Kaiqiang Song | Lin Zhao | Fei Liu
Proceedings of the 27th International Conference on Computational Linguistics
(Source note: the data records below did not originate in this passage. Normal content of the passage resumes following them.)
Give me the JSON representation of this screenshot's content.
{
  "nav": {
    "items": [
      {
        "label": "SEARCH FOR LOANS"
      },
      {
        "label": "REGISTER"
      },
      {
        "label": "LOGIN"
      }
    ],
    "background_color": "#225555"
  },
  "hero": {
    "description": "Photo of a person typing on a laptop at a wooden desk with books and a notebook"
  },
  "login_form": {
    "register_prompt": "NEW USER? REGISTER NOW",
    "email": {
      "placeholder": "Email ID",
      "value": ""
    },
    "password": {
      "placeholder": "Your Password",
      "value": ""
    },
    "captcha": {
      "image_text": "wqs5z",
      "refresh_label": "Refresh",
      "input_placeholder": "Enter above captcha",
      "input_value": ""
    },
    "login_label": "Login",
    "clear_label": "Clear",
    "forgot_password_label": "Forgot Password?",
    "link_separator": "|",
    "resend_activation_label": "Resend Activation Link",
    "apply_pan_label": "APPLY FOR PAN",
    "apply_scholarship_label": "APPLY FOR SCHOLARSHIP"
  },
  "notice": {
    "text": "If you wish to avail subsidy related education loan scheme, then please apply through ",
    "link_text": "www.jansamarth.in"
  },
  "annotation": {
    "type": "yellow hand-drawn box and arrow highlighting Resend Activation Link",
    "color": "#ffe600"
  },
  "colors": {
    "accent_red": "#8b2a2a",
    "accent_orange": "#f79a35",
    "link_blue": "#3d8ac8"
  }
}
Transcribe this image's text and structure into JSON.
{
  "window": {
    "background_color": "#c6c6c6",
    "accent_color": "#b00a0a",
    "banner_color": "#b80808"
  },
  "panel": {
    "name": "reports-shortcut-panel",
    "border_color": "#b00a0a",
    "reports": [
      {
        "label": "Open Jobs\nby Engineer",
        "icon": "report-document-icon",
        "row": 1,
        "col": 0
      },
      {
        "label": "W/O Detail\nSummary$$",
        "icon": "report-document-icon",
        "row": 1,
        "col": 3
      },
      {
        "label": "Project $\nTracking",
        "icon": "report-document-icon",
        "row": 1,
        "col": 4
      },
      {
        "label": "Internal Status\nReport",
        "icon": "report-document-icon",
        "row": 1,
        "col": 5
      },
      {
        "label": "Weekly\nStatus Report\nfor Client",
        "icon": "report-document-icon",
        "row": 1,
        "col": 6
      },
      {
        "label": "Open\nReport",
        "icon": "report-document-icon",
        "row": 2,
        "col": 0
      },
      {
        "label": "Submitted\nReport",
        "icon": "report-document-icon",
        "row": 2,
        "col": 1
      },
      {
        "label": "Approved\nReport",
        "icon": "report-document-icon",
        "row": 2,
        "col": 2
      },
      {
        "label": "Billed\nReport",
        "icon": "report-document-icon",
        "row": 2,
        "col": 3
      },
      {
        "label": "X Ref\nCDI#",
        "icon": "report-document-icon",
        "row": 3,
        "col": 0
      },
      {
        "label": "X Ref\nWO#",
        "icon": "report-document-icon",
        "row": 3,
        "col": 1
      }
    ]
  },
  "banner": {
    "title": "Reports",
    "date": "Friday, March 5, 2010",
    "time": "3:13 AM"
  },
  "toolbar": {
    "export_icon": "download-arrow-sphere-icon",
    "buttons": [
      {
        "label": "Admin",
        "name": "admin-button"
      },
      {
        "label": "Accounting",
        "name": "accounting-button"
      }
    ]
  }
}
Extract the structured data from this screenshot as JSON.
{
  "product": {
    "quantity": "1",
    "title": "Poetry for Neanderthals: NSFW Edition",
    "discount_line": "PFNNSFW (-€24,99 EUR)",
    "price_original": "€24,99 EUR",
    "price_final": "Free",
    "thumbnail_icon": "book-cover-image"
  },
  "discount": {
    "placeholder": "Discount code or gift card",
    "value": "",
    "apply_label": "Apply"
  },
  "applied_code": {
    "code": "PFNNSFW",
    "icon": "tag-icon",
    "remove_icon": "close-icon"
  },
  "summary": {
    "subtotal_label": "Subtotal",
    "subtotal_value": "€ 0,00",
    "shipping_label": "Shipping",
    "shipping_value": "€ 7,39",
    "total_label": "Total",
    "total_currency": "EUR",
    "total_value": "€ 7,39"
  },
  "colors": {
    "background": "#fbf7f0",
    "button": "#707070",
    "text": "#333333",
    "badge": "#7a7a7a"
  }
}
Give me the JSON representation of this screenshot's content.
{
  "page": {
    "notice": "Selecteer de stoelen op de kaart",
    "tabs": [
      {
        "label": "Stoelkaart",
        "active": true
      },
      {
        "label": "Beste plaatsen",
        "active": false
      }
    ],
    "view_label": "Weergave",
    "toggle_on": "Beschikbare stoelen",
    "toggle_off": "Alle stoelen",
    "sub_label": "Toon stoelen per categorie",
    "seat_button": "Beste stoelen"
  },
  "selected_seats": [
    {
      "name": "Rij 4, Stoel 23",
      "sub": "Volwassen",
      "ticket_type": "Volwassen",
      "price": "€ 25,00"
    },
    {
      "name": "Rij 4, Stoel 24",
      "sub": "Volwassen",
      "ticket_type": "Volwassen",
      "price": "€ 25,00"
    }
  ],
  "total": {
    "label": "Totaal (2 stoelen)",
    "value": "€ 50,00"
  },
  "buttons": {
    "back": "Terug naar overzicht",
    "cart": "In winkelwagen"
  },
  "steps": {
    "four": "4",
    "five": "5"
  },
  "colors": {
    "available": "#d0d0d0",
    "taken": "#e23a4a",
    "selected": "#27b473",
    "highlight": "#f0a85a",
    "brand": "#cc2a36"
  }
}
Seq2seq learning has produced promising results on summarization. However, in many cases, system summaries still struggle to keep the meaning of the original intact. They may miss out important words or relations that play critical roles in the syntactic structure of source sentences. In this paper, we present structure-infused copy mechanisms to facilitate copying important words and relations from the source sentence to summary sentence. The approach naturally combines source dependency structure with the copy mechanism of an abstractive sentence summarizer. Experimental results demonstrate the effectiveness of incorporating source-side syntactic information in the system, and our proposed approach compares favorably to state-of-the-art methods.